**TASK**
Go line by line through the entries below and count those containing the string "title"; give only the count.

**SOURCE RECORDS**
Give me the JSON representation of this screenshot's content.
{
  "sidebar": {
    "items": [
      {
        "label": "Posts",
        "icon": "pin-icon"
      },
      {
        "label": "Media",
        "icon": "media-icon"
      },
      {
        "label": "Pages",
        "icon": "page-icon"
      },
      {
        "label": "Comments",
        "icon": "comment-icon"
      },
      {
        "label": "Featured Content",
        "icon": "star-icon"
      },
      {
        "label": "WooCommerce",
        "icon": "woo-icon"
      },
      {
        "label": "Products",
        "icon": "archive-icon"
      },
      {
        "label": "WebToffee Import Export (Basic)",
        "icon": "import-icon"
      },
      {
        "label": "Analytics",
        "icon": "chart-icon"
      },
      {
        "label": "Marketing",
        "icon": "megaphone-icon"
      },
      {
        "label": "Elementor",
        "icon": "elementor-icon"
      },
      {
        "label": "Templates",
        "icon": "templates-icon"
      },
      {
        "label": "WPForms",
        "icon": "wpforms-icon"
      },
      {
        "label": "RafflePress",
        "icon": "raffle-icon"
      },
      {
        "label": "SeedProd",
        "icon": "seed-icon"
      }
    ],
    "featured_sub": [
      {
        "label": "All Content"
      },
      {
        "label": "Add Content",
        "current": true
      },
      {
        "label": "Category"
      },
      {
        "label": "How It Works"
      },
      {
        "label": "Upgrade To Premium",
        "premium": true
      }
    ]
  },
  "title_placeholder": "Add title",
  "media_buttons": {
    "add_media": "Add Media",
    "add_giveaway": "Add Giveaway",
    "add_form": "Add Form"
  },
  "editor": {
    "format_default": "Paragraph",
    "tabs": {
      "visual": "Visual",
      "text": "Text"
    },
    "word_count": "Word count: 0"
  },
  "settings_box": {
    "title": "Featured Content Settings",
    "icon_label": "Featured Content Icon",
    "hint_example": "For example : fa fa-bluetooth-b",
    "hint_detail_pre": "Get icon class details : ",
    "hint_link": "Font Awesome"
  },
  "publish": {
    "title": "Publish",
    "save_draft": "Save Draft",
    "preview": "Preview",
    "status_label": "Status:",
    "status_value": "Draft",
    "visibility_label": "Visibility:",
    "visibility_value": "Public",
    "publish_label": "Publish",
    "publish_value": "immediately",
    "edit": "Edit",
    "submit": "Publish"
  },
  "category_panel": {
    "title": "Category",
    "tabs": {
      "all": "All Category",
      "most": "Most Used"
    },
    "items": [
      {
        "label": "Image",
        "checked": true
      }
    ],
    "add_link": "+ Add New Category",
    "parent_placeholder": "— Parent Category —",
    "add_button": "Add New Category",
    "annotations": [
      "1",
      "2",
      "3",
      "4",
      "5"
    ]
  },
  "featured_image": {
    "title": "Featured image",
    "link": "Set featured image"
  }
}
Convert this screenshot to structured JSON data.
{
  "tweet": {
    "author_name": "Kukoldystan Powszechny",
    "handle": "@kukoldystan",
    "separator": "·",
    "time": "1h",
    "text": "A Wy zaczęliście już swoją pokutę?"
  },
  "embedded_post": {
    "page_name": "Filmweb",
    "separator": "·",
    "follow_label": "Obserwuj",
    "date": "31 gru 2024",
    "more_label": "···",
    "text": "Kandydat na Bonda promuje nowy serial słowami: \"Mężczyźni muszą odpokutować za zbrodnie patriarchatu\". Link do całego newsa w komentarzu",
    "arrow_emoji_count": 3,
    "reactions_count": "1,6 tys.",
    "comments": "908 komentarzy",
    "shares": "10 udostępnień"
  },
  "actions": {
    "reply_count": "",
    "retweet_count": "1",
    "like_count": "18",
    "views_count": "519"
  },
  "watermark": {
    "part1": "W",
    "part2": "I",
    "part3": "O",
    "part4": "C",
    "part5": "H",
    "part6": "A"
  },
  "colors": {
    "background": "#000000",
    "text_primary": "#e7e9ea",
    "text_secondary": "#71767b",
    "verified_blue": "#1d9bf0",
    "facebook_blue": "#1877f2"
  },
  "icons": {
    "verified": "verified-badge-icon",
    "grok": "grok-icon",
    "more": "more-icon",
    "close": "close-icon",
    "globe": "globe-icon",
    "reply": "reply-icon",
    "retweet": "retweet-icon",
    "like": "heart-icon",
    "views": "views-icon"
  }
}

**ANSWER SPACE**
5